Turkish Foreign Minister Ahmet Davutoglu 311 (R).
(photo credit: REUTERS/Umit Bektas)
International pressure mounted on Syria Thursday to immediately halt its violent
crackdown on protesters. In a meeting on Thursday between Foreign Minister Ahmet
Davutoglu and a top Syrian envoy, the Turkish government called on Syria to pass
democratic reforms while demanding a halt to violence which, according to human
rights groups, has left 1,300 Syrians dead.
The crackdown, which Prime
Minister Recep Tayyip Erdogan has condemned as “savagery,” has tested relations
between the two countries, with some 8,900 Syrian refugees having crossed into
'Assad forces make sweeping arrests in Syria's northwest'
Erdogan to Assad: Stop the violence, implement reforms
“We want a strong, stable, prosperous Syria. To achieve
this, we believe it necessary to implement the comprehensive reform process
toward democratization guaranteed by [President] Bashar al-Assad,” Davutoglu
told reporters after three hours of talks with Syrian envoy Hassan Turkmani on
“In order to achieve this, the violence must stop
Yesterday, I clearly saw the fear in the eyes of the people
and I shared this,” he added, describing talks with Turkmani as friendly and
Syria as Turkey’s “closest friend.”

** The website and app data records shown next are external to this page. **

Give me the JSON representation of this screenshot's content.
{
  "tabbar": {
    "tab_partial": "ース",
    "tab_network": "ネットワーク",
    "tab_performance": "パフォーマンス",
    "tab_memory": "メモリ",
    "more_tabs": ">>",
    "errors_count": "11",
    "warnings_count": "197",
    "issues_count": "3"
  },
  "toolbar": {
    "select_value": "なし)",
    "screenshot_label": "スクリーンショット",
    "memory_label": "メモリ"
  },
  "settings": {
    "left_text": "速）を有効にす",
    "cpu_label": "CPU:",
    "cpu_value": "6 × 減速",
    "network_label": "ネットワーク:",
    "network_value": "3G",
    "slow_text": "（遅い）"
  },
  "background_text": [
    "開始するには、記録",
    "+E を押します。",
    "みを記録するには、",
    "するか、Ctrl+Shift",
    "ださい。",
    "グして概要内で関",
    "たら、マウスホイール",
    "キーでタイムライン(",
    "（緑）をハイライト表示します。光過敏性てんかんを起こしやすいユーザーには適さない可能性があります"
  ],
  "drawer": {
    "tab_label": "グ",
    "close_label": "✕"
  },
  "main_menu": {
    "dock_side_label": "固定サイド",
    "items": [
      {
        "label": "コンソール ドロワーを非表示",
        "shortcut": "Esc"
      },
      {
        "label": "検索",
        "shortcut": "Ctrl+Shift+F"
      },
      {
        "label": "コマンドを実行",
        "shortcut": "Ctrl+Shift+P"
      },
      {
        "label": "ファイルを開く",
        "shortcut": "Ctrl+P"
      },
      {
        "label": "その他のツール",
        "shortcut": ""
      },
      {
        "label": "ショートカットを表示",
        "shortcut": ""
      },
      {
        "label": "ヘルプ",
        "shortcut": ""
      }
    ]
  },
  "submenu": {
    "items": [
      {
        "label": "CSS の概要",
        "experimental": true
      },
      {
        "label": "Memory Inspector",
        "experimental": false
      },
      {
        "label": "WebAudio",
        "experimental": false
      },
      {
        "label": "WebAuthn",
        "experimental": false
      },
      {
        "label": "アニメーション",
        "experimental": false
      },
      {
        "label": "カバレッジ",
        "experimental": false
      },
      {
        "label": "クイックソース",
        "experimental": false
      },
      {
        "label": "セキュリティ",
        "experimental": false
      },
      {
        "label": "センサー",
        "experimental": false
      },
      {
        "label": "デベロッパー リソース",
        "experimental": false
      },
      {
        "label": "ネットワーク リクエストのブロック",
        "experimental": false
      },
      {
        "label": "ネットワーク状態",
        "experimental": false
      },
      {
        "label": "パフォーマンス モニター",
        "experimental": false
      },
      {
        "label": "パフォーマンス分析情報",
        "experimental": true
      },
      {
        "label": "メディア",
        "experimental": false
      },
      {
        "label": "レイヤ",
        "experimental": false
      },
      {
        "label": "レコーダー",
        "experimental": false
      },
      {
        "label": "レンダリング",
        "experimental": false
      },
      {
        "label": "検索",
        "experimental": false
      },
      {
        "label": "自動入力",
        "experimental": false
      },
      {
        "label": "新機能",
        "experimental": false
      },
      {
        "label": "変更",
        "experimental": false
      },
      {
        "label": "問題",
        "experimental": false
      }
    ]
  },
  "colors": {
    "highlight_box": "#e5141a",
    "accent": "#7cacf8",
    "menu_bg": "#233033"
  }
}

United Nations Secretary- General Ban
Ki-moon said on Thursday he had spoken to Assad and urged him to “stop killing
people” and to engage in dialogue.
Speaking to journalists during a visit
to Brazil’s capital, Ban also said he hoped the UN would be able to speak in a
“coherent” manner regarding Syria.
“I again strongly urge President Assad
to stop killing people and engage in inclusive dialogue and to take bold
measures before it’s too late,” Ban said.
The ongoing violent crackdown
of the Syrian uprising and the continued influx of refugees into southern Turkey
are wreaking havoc on relations between the two countries, a Turkish expert told
The Jerusalem Post on Sunday.
Henri J. Barkey, a visiting scholar in the
Carnegie Middle East Program and a professor at the Bernard L. and Bertha
Cohen center at Lehigh University said Thursday that “there is a
serious rupture between Turkey and Syria at the moment, and if the violence
continues in Syria, it’s going to get worse.”
Barkey said that a possible
turning point occurred over the weekend, when Assad sent troops backed by
helicopters and tanks into the northwest town of Jisr al-Shughur near the
“Bashar made a strategic error by going after that town
in the northwest corner which forced Syrians to flee to Turkey.”
said that the Turkish government advised Assad early on in the uprisings to make
a serious push for reforms and that according to Turkish authorities he has
spoken to, Ankara has been very disappointed with Assad’s refusal to do
Barkey said that Erdogan and his government are very clearly advising
Assad to change his methods “but Bashar won’t listen to him because he and the
regime are in the fight for their life.” Barkey added, “I don’t think reforms
can save Assad and it’s unlikely he will heed Erdogan’s advice.”
Turkish perspective, Erdogan cannot just completely write off Assad and must
continue to be careful because “they [Syrians] are their neighbors, they aren’t
Furthermore, Assad’s refusal to heed Erdogan’s advice is
putting a serious strain on the countries’ “neighbors” policy and is tarnishing
Erdogan’s decision in recent years to broaden relations with Assad.
such a situation, examining a possible timeframe for the end of the Assad regime
is of utmost importance for Ankara, Barkey said.
To Barkey, the main
consideration for Turkey is: “How do you calculate the odds of Bashar staying?
You also have the example of Libya where [Muammar] Gaddafi is in power even
after all of this bombing. If you are Erdogan, you might think that Bashar is
finished but you don’t know how long it will last and how do you manage the next
few years, so they may be vacillating because there is no blueprint for a
situation like that. So they’re trying to come up with some policy that makes
When it comes to the prospect of a Turkish military intervention,
such as the establishment of a no-fly zone or a safe area for Syria refugees,
Barkey said he believes such a scenario is a “non-starter.”
that he believes Erdogan’s way out of the conflict “is to work with the
Americans and Europeans on this and have Turkey lead in some sort of anti-Assad
Davutoglu on Wednesday talked to refugees at the border,
including wounded men in camp hospitals at Yayladagi, 20 kilometers from the
Syrian town of Jisr al-Shughour.
Refugees chanted “People want freedom!”
and “Erdogan help us!” On Thursday, Syrian tanks and armored vehicles reinforced
positions around the northern town of Maarat al-Numaan after thousands of people
fled Assad’s crackdown on dissent.
Residents and a Syrian rights group
said dozens of tanks and personnel carriers deployed around Khan Sheikhoun, a
town about 30 kilometers south of Maarat al- Numaan on the main highway linking
Damascus and Aleppo, as well as to the east and the west.